More than a book “for” or “about” Bengali-Americans, The Namesake takes up questions salient to any American, in any cultural community. The quality of the writing is passable but the completion rate is super quick.
The Namesake and Interpreter of Maladies are perhaps Lahiri’s best-known works, although each of her publications, including the short-story collection Unaccustomed Earth (2008) and the novel The Lowland (2013), has led to significant sales and broad acclaim.
Lahiri is known as a writer of immigrant life, especially relating to the experiences of Bengalis living in the United States.
To the extent that The Namesake tracks the lives of Bengali-Americans living in the Northeastern United States, one might say that the novel is inspired by the facts of Lahiri’s life. Thus, there are important differences between Lahiri’s biography and the stories of the characters she portrays.
Foremost among these differences is the decision to base the novel not on one perspective, but on several.
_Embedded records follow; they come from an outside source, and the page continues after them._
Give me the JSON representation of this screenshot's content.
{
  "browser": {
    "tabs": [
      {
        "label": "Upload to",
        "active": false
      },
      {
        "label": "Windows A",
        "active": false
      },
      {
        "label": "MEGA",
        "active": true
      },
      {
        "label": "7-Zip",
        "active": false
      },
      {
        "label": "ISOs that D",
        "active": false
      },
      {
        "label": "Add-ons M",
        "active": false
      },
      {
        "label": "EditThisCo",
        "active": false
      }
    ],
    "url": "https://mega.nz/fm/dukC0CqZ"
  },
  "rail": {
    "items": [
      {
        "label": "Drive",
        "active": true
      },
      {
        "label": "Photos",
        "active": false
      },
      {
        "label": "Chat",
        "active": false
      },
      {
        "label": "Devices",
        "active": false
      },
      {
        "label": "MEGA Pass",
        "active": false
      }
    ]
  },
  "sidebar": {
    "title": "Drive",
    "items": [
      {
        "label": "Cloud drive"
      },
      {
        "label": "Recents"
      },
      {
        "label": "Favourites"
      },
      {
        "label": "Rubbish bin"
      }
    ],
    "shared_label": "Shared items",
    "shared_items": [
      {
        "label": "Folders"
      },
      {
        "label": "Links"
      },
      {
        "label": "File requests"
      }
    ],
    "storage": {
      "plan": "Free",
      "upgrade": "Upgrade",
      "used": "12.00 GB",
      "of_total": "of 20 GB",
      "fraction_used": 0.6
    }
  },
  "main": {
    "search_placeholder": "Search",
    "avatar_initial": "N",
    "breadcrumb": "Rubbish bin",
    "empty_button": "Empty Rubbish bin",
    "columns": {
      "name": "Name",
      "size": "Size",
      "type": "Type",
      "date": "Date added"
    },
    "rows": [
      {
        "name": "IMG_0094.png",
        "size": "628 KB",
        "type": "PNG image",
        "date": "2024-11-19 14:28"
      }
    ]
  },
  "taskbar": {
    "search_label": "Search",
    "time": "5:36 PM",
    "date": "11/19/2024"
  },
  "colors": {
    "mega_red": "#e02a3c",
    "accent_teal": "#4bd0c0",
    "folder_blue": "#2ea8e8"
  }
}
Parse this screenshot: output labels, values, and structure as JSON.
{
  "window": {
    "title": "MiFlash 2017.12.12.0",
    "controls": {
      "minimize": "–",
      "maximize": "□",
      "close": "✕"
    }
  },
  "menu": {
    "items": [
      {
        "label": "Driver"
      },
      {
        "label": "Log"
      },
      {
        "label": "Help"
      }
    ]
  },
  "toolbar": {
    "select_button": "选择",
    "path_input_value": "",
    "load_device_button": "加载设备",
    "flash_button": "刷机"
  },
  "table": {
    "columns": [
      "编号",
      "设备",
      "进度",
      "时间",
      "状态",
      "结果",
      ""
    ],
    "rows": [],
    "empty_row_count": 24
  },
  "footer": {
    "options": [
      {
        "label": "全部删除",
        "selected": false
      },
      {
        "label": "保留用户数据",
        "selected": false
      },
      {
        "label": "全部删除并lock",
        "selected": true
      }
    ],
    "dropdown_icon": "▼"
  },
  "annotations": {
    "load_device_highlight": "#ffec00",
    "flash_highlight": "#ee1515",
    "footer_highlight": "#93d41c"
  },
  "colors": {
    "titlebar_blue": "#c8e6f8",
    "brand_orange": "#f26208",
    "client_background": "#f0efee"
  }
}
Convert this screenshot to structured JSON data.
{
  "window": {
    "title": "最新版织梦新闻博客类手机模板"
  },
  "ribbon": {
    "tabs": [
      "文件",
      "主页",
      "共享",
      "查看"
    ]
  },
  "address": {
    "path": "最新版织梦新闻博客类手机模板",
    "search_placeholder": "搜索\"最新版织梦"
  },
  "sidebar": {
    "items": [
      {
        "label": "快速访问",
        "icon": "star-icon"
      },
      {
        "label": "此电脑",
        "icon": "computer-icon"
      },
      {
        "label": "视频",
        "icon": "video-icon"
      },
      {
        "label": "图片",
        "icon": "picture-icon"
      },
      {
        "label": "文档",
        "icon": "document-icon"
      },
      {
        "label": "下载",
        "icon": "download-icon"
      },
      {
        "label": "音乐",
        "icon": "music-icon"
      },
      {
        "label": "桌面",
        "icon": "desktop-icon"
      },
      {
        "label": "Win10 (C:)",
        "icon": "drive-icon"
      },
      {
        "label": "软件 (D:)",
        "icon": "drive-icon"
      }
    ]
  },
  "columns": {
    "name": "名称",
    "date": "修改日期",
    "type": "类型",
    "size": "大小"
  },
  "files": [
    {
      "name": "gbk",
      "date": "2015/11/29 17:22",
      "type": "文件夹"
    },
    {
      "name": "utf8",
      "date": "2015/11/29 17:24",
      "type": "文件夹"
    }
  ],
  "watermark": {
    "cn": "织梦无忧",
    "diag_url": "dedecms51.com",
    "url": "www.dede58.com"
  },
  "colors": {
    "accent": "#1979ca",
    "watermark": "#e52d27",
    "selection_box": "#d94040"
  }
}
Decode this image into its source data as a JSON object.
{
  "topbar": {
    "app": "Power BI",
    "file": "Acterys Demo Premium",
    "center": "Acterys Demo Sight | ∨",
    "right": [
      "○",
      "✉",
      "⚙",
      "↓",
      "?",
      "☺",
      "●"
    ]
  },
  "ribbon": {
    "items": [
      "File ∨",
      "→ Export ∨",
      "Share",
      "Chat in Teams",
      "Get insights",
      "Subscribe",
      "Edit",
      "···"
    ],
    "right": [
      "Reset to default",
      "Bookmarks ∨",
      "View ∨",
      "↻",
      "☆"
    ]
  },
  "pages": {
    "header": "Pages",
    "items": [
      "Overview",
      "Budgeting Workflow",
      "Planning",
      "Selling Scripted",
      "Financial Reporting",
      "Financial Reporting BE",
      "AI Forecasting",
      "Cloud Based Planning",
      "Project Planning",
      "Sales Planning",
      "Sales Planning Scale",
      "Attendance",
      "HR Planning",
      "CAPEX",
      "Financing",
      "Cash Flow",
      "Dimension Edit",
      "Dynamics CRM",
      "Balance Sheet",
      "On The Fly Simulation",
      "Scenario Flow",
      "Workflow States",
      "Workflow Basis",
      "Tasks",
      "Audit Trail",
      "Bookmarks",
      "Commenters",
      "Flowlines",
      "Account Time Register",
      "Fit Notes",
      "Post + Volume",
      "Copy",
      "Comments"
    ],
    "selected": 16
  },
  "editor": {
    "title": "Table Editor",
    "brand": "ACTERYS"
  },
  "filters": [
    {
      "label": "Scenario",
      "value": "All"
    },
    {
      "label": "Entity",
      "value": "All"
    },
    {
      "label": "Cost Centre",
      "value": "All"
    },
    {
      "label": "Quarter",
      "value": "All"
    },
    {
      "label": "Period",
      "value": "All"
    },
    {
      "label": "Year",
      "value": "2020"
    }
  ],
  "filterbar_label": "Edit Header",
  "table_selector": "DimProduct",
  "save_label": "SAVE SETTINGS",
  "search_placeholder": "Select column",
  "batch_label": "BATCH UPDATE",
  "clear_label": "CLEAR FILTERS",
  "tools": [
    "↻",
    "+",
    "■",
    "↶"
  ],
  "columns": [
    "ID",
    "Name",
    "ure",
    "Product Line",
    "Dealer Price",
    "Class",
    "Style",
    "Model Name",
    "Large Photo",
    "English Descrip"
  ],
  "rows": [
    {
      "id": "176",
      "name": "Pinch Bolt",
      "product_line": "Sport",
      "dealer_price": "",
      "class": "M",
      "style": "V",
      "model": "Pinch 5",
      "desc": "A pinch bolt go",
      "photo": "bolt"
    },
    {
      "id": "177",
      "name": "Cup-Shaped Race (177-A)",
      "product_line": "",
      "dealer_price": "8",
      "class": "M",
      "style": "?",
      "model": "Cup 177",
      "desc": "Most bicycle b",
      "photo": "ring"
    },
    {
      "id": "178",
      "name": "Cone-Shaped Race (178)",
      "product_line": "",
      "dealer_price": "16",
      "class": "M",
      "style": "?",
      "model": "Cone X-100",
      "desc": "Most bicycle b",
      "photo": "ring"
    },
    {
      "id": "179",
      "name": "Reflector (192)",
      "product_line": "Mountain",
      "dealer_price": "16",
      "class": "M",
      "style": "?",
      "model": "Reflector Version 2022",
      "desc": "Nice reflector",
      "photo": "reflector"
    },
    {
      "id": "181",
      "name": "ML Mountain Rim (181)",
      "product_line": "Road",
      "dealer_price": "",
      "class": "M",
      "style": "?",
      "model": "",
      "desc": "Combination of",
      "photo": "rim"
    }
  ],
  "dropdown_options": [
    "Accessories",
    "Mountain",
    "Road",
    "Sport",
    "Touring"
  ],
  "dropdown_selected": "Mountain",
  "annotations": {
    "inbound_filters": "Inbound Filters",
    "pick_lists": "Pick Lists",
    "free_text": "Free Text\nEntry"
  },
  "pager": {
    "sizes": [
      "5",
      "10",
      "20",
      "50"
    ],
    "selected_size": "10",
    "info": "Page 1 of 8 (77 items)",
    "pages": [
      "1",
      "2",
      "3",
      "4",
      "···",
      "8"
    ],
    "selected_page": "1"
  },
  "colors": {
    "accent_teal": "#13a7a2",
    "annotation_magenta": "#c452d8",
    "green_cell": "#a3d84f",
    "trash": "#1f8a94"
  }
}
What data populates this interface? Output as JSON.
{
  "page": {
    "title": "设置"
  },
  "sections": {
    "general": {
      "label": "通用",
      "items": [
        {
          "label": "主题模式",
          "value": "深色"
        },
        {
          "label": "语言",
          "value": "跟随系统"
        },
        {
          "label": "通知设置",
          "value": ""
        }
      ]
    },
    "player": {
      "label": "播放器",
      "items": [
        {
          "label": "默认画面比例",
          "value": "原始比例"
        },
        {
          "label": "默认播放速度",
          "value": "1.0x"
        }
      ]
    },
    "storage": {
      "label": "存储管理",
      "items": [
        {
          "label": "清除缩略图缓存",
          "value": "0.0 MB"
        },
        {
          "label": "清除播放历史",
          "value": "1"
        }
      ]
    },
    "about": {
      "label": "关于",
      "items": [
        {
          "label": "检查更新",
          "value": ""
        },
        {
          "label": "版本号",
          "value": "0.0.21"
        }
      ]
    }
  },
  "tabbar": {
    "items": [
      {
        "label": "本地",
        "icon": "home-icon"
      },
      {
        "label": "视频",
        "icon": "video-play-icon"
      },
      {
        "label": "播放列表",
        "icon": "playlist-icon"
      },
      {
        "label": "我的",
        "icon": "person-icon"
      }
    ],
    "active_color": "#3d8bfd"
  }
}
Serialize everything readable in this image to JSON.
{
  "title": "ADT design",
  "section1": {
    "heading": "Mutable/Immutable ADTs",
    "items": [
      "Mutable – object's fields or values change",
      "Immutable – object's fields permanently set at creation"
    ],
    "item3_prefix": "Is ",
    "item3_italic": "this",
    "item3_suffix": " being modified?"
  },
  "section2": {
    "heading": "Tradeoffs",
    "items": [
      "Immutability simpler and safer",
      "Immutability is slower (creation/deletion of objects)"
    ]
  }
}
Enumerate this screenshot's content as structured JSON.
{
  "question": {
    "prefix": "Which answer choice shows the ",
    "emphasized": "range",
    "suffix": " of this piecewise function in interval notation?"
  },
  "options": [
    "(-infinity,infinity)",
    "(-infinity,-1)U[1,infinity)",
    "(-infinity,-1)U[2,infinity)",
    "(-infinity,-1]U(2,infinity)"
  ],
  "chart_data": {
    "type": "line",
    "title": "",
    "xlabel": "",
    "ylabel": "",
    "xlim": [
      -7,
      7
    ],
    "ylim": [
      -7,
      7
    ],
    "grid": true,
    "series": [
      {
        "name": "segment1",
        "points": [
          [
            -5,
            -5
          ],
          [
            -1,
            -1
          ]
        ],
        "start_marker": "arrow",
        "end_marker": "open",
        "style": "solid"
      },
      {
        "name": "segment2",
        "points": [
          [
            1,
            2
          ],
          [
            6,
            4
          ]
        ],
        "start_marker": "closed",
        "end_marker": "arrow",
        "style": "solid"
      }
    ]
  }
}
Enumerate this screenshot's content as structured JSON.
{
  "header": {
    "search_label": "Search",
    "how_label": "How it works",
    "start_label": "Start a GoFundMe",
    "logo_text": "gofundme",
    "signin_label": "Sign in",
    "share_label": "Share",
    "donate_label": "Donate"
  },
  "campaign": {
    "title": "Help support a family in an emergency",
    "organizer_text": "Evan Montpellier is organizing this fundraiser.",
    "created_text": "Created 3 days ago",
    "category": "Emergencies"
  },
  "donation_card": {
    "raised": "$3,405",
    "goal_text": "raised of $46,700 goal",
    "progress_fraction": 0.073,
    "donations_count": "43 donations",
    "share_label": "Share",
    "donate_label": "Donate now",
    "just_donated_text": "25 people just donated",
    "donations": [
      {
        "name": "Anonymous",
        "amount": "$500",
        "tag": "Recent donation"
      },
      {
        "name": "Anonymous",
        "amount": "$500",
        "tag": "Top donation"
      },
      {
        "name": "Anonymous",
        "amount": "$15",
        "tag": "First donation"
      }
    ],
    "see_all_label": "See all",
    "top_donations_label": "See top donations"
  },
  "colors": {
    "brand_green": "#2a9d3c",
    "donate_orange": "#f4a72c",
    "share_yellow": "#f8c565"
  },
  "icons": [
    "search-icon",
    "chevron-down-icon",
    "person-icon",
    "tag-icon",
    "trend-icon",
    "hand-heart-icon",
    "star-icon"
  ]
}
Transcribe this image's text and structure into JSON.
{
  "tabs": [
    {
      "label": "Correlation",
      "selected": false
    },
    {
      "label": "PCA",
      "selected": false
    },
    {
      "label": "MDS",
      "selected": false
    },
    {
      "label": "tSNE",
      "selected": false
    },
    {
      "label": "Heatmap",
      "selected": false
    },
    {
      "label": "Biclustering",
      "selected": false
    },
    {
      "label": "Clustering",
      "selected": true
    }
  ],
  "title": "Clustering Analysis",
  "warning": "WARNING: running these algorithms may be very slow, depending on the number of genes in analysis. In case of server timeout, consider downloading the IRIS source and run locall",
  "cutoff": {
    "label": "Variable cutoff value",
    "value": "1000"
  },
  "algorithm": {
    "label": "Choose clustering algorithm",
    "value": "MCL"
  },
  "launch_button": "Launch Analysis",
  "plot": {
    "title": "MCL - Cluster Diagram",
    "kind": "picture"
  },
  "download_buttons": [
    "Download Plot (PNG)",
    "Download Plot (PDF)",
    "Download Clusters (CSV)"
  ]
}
Lahiri demonstrates how each of these characters grows, falls in love, and suffers misfortune.